# What you have to do:
Among the entries below, determine how many lines contain the word "secs" and state only that figure.

[Extracted records]
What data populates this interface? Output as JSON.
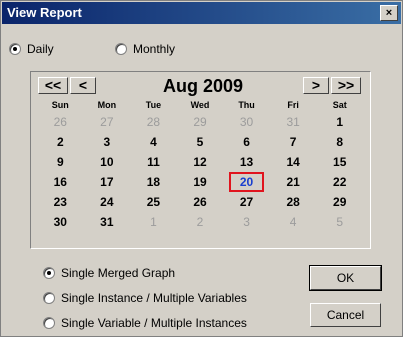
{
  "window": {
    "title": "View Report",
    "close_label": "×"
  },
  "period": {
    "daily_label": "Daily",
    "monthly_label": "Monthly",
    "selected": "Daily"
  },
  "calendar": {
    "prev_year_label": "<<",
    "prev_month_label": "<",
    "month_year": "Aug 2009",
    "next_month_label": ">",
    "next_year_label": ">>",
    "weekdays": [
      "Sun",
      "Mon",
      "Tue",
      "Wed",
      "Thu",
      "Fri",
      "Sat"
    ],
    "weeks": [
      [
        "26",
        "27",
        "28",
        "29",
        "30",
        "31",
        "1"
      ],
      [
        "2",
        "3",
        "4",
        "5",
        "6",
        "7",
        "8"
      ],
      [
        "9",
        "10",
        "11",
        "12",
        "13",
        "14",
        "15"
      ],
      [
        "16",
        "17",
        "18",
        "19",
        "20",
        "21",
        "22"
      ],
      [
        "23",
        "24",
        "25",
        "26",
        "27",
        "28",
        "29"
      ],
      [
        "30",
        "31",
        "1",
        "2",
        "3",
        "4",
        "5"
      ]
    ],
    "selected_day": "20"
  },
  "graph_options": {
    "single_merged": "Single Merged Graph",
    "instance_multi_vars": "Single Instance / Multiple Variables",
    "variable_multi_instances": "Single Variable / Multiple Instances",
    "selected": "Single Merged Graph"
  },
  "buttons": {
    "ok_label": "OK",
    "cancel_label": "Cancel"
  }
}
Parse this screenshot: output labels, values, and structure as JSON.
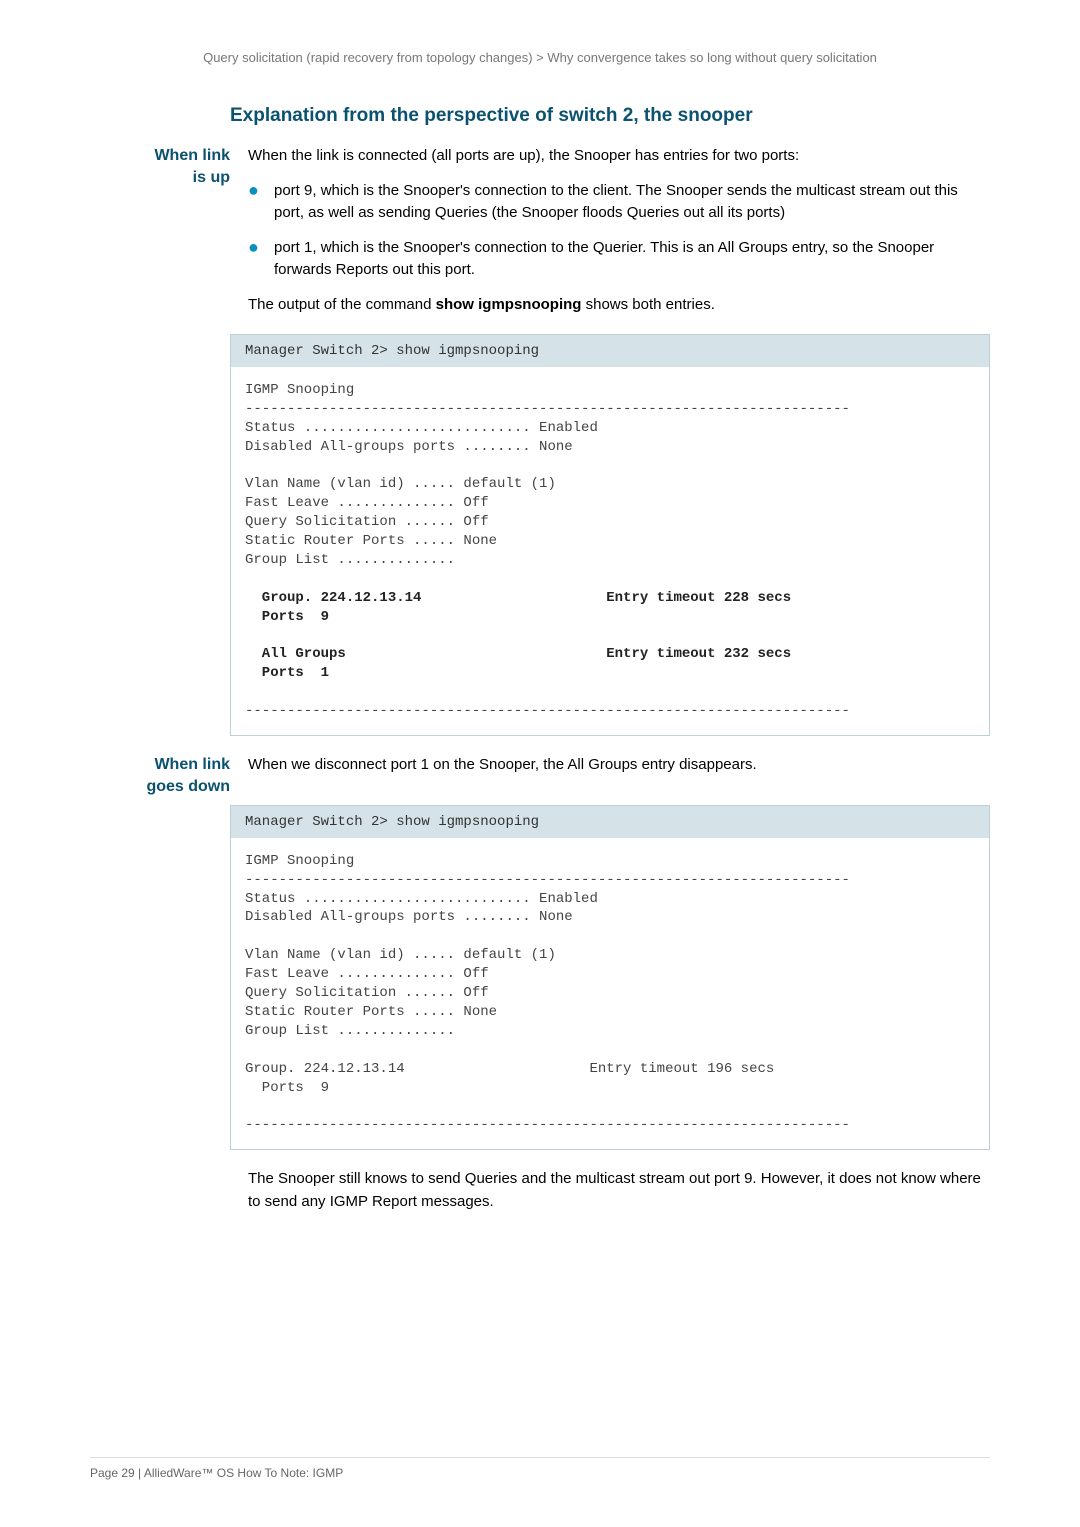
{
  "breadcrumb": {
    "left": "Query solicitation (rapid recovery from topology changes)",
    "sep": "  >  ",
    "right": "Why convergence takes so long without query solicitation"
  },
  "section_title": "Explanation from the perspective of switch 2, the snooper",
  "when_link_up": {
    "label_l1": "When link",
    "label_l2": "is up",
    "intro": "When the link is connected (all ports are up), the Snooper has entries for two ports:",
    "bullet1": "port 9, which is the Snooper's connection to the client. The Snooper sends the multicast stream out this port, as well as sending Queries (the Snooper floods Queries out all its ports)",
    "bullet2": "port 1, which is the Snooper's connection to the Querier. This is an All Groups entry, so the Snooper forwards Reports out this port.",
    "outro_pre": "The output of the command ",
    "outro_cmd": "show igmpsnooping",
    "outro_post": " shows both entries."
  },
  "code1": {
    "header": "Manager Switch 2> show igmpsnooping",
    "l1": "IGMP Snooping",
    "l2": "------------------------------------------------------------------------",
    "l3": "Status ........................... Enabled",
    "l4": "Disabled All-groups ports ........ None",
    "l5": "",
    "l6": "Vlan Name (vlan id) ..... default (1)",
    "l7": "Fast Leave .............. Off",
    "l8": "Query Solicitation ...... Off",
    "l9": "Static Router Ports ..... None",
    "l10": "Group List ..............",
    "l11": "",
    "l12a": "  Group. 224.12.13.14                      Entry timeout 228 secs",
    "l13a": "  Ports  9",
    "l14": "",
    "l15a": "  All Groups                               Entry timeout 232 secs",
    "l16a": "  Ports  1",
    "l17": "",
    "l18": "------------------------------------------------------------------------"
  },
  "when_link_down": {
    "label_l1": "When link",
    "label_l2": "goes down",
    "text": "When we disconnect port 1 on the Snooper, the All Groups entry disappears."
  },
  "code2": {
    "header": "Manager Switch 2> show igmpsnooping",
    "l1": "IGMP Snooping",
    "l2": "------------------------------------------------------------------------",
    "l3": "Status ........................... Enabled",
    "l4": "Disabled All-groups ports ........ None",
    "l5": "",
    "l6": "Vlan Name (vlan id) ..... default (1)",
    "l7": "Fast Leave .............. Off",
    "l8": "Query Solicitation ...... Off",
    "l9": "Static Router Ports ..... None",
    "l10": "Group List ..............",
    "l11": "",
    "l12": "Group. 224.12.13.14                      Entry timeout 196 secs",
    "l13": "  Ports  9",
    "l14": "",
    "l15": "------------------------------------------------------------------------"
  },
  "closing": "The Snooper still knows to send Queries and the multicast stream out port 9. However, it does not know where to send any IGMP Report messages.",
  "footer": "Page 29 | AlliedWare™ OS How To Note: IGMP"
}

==

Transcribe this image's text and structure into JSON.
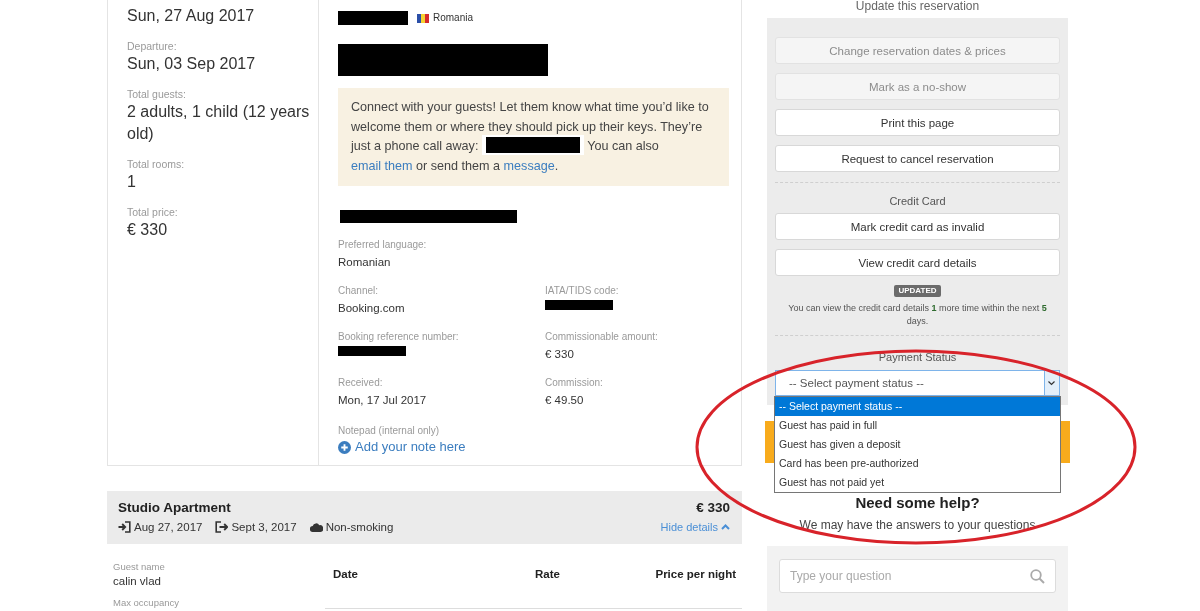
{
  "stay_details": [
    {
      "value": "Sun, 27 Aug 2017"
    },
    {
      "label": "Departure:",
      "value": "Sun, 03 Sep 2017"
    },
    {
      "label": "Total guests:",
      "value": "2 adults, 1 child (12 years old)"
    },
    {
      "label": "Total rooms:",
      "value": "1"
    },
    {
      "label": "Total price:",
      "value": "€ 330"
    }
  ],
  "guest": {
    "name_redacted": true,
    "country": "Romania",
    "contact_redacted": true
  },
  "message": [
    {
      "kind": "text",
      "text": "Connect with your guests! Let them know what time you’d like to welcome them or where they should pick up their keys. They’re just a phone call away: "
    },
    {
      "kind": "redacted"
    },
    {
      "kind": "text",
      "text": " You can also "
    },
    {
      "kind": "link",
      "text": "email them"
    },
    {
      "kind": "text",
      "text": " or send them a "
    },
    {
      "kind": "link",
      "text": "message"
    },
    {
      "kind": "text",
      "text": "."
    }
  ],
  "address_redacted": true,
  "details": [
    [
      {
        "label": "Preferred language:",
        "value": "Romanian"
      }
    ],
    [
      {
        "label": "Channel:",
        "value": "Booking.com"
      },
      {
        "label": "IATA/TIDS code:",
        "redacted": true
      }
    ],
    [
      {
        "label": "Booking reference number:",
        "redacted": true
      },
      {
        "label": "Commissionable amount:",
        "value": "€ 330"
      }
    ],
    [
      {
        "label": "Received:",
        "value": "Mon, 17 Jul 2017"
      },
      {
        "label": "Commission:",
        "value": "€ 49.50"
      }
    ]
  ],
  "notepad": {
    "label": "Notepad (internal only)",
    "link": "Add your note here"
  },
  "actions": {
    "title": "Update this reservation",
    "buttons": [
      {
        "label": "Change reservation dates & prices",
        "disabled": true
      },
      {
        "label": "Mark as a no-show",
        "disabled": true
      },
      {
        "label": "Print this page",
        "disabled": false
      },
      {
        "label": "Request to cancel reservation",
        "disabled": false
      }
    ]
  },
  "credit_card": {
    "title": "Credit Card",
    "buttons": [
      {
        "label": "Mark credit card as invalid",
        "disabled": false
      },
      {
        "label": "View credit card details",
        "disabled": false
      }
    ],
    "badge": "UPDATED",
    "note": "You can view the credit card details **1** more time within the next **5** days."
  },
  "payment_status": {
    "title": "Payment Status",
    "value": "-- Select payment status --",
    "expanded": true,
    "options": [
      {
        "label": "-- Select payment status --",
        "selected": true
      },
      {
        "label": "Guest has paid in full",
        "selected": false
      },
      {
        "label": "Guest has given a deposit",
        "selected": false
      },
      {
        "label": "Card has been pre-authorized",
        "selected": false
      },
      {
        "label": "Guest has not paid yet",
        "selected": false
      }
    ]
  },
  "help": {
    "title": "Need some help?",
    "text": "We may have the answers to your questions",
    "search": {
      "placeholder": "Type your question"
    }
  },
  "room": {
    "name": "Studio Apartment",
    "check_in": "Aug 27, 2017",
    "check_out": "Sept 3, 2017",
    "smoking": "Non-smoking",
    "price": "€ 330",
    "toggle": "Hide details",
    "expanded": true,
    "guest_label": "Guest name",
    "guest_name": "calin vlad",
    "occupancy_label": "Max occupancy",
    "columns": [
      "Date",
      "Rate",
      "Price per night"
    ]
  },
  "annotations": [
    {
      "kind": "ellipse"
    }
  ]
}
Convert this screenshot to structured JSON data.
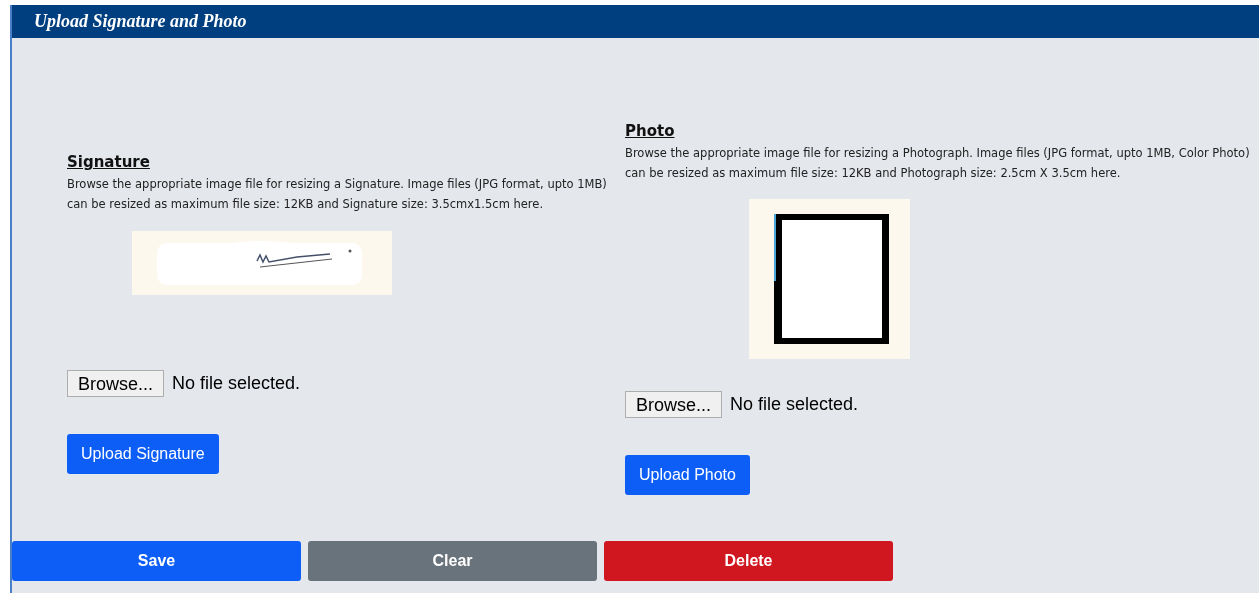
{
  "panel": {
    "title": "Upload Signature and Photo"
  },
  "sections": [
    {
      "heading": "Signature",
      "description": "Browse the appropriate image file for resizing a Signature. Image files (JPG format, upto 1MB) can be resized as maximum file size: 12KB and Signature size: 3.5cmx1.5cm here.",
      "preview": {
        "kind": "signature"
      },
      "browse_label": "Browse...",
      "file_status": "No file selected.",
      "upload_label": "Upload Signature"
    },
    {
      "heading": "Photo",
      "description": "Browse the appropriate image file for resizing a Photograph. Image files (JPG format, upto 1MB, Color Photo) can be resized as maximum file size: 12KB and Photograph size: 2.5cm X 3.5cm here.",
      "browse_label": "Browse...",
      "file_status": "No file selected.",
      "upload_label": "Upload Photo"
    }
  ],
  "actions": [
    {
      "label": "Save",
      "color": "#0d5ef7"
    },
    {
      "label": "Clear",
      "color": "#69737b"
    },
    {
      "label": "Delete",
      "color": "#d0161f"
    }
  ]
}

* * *

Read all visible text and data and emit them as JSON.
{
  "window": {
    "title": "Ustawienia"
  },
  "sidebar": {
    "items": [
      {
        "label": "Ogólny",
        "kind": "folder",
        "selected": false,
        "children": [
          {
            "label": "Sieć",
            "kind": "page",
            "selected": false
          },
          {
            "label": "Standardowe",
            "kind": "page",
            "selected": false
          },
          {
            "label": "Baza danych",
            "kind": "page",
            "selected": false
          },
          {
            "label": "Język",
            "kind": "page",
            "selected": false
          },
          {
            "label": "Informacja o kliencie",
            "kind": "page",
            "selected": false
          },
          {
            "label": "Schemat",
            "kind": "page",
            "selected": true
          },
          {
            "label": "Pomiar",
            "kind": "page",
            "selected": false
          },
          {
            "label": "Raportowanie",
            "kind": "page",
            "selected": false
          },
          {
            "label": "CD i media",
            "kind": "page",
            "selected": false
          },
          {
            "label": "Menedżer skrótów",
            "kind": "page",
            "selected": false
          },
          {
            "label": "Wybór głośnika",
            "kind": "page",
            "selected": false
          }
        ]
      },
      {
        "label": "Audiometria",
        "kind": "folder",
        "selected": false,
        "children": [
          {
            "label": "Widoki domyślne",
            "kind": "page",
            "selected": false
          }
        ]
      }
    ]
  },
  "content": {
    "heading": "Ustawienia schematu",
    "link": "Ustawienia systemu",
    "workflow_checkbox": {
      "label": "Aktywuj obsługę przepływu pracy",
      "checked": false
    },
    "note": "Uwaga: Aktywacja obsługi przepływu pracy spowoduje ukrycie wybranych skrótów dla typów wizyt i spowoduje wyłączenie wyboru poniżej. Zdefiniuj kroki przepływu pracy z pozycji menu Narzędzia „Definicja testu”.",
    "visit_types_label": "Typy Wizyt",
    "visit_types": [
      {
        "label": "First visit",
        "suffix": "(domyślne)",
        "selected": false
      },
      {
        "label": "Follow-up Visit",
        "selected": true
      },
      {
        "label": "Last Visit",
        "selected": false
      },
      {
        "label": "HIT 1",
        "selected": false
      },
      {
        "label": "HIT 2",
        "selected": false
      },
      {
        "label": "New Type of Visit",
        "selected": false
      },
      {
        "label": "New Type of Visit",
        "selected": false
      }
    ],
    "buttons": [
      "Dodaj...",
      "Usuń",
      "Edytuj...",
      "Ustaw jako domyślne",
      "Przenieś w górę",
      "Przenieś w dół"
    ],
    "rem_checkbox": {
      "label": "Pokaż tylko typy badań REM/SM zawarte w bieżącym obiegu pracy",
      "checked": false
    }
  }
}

# Your response:
3